Somehow in all my life (until now) I missed this book. It wasn’t until someone made a comparison to it in a review for my first Toonopolis book that I discovered it. That being said, I am quite happy to have found it! The first instinct is Alice’s Adventures in Wonderland for boys. I think, in a way, Phantom Tollbooth is a step above Alice and turns on the clever wordplay to an even higher level, which is impressive. In Alice, there was no overall purpose behind the nonsense. In Milo’s adventure, however, there is an amazing sense of underlying lessons and learning that can be done using the glut of literal puns around cliches and literary devices.

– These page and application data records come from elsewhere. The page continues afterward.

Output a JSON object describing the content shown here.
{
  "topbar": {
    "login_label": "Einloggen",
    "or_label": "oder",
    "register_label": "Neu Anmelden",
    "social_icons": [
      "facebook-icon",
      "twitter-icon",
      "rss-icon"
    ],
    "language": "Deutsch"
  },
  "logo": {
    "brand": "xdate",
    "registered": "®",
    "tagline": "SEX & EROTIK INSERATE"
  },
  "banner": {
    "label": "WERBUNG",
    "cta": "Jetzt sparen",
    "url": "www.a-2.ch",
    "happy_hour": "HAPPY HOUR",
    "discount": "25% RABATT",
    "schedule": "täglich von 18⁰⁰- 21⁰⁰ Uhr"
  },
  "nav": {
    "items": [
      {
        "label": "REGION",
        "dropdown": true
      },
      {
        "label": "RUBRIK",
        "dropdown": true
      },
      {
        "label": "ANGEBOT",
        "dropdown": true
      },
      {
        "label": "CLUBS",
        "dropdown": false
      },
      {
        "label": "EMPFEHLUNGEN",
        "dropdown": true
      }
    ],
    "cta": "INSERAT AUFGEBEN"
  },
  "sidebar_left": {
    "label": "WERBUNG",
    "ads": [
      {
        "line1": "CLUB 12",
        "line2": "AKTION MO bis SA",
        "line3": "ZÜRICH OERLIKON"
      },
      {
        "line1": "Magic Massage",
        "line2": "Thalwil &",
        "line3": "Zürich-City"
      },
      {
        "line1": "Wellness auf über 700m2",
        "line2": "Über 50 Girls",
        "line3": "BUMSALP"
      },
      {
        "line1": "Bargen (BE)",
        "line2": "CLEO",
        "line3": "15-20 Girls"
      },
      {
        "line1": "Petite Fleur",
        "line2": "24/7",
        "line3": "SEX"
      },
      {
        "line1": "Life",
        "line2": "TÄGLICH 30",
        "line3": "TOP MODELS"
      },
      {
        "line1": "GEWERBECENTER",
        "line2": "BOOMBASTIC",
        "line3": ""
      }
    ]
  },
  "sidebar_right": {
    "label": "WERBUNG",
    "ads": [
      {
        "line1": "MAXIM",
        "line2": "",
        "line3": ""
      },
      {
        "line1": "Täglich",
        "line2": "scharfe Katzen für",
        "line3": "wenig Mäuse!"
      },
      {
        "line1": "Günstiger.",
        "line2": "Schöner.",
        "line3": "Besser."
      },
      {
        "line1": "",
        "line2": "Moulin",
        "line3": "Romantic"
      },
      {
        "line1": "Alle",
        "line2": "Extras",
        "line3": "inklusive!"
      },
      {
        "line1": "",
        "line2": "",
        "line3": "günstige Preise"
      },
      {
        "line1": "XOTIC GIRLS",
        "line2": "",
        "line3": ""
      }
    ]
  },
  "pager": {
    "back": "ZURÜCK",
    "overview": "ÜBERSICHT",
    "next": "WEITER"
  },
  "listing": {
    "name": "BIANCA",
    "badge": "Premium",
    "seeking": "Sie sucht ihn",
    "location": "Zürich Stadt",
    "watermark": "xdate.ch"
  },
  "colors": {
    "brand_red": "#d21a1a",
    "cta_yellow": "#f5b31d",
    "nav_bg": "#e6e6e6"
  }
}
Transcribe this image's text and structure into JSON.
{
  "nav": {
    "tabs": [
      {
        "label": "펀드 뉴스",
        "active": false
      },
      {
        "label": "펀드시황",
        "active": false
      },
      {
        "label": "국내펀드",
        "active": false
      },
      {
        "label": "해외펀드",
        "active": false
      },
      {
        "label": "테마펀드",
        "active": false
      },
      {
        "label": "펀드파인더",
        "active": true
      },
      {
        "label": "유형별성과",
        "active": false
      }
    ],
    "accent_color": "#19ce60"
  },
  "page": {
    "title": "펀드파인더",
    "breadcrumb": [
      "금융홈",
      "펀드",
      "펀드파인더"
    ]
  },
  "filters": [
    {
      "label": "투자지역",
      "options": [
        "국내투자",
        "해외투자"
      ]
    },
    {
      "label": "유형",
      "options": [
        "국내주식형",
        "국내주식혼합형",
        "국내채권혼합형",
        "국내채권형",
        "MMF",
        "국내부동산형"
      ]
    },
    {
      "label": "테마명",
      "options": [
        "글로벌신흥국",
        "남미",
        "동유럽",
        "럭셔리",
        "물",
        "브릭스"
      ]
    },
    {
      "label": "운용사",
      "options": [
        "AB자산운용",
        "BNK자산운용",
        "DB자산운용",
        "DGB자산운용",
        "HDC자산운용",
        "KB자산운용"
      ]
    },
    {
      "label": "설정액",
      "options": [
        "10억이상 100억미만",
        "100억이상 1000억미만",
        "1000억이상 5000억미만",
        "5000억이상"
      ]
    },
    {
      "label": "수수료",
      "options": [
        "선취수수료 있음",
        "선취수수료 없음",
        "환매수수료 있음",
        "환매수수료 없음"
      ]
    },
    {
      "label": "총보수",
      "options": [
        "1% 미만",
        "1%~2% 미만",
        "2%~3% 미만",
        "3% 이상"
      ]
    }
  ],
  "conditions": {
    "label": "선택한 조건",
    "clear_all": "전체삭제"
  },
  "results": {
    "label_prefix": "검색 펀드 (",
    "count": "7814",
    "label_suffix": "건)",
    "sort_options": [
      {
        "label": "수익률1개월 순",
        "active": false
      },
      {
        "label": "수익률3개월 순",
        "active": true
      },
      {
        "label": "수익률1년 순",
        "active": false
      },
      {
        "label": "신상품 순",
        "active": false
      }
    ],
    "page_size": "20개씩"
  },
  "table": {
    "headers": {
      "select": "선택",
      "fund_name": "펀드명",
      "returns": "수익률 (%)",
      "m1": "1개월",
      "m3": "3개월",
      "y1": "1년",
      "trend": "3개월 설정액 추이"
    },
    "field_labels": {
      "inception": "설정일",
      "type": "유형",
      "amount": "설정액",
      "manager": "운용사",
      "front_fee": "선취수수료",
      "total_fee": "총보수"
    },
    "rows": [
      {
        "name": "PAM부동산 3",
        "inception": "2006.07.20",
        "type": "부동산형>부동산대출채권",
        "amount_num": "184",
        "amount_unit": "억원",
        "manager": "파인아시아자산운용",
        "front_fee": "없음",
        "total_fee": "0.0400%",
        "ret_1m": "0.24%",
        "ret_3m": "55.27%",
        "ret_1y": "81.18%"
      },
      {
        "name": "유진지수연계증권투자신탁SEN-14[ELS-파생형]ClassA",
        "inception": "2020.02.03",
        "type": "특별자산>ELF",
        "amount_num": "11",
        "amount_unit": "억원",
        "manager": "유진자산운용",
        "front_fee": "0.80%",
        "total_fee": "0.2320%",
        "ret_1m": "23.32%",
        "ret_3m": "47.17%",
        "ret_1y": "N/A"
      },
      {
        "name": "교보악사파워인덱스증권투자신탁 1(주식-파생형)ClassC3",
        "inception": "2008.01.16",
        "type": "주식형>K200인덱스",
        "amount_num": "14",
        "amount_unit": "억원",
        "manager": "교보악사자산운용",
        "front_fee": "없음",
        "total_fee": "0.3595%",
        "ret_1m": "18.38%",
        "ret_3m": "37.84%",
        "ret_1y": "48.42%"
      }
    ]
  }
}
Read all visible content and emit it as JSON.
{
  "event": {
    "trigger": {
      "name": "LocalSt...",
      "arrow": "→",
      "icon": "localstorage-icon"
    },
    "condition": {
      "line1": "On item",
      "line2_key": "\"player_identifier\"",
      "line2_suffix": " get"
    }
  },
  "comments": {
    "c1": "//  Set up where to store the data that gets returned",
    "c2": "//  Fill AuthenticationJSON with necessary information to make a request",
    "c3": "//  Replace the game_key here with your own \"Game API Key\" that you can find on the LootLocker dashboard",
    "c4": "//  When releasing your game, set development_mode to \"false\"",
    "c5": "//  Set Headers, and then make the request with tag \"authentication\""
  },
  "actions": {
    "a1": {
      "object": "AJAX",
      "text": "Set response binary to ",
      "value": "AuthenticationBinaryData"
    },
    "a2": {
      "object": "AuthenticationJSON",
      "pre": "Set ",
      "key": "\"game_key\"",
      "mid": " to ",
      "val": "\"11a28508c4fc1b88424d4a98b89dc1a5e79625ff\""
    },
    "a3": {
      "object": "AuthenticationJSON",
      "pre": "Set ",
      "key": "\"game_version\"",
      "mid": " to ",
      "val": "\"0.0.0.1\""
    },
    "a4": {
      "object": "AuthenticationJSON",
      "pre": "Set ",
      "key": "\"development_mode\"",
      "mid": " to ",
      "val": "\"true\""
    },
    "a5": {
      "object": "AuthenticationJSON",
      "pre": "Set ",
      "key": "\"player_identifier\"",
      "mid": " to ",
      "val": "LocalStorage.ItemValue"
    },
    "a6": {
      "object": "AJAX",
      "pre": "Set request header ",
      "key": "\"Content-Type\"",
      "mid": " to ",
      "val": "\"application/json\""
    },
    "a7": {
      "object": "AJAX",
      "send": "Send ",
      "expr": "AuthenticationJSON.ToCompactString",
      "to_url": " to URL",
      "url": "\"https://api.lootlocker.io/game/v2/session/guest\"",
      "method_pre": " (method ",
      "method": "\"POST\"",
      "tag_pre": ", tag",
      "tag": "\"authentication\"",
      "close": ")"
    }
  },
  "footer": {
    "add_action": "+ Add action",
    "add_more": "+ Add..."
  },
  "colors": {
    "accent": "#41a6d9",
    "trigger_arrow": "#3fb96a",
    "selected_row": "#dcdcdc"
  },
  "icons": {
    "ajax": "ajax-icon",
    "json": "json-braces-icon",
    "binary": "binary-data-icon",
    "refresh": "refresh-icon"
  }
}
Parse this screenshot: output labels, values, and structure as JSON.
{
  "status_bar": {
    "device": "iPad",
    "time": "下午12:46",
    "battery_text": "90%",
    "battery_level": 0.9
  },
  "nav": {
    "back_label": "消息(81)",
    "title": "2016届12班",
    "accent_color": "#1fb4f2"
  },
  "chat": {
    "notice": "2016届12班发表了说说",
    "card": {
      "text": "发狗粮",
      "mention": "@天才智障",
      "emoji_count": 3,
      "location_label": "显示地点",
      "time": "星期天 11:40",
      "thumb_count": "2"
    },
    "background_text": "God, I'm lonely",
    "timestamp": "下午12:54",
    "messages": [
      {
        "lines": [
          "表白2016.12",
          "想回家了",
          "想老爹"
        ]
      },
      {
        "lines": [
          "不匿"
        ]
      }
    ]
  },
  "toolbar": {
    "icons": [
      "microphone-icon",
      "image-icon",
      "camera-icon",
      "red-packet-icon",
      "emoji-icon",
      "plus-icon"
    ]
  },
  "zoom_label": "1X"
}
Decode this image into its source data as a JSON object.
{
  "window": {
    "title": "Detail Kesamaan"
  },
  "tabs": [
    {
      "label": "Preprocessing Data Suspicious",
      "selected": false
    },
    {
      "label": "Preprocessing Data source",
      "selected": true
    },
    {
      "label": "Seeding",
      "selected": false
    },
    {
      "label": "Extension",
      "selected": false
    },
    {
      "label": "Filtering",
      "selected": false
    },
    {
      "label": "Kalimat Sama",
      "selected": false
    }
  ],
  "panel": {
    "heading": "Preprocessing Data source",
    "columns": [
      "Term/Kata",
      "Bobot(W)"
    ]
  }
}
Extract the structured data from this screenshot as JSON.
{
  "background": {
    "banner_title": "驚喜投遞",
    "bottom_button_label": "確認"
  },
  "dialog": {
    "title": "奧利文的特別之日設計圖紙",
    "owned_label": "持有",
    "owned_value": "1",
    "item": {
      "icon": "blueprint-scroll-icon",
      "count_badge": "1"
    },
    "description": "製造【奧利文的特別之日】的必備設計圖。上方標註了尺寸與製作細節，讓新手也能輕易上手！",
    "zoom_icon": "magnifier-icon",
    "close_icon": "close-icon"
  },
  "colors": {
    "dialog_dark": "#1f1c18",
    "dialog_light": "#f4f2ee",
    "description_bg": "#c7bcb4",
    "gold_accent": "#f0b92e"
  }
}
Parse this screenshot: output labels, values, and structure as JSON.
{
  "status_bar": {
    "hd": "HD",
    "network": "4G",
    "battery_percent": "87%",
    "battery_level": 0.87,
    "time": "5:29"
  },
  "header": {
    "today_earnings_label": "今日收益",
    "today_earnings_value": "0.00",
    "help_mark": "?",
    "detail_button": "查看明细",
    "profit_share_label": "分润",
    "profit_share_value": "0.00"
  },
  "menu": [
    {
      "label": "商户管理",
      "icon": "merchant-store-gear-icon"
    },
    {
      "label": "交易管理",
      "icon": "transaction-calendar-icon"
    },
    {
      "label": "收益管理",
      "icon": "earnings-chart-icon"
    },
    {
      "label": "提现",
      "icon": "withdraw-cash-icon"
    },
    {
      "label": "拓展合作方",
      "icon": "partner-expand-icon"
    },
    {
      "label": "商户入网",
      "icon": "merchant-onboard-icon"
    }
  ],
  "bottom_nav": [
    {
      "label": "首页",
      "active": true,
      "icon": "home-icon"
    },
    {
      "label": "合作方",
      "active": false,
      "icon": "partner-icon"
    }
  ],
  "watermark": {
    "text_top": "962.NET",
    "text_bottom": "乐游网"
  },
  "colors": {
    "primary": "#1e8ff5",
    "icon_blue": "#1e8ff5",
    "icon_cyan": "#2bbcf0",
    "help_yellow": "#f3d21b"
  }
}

I could easily picture (or even develop) an extended lesson plan in an English class using Phantom Tollbooth as an anchor. Juster masterfully mixes in humorous dialogue with valuable lessons on perspective (Alec Bings, the boy who grew down instead of up), repetitive diction (the five advisers from DIctionopolis), and jumping to conclusions (literally, with the Island of Confusion). The most impressive to me, however, was easy to pass over because very little time was spent on it: the various monsters on the Mountains of Ignorance. A great lesson in a middle school English class would be to take one of the monsters mentioned in brief (such as the Overbearing Know-it-all, Gross Exaggeration, or Threadbare Excuse) and expand on them and why they are such monsters of ignorance even today.
This book is content appropriate for all ages. Much like the aforementioned Alice stories, it takes place in a whimsical other-world with no real consequence or bearing on the real world. In fact, Milo is only gone for an hour and the only change is knowledge on his part. There is no content that would preclude the youngest of readers from being able to enjoy the story.
The mile-a-minute cliches and wordplay, however, lends me to think that this book is best for 10+. In order to fully appreciate some of the literal humor, the reader will have to have enough experience with English language idioms. Luckily, Juster used some of the most common cliches and even a child reading this book 50+ years after its publication should be able to pick up on the majority of the jokes (and lessons) contained in the book.
5/5 Giant Cartoon Mallets from Toonopolis, The Blog's Books For Boys reviews.
This book explores English and mathematics, and connects them together in a world of their own. A world filled with puns and wordplay.
Milo is filled with ennui, and can find nothing that interests or excites him. The arrival of a cardboard tollbooth and little electric car send him into a world of adventure and exploration where his expectations are overturned.
His traveling companion is Tock, a dog with a clock in it's middle. He turns out to be both lovable, and offers often dry comments on the situation at hand. I never warmed up to the Humbug, who seemed to me to be part snake oil salesman. Yet he has his lovable moments.
If you have not read this book to your child, or have not given it to him or her to read on their own, then I think they are sadly deprived children.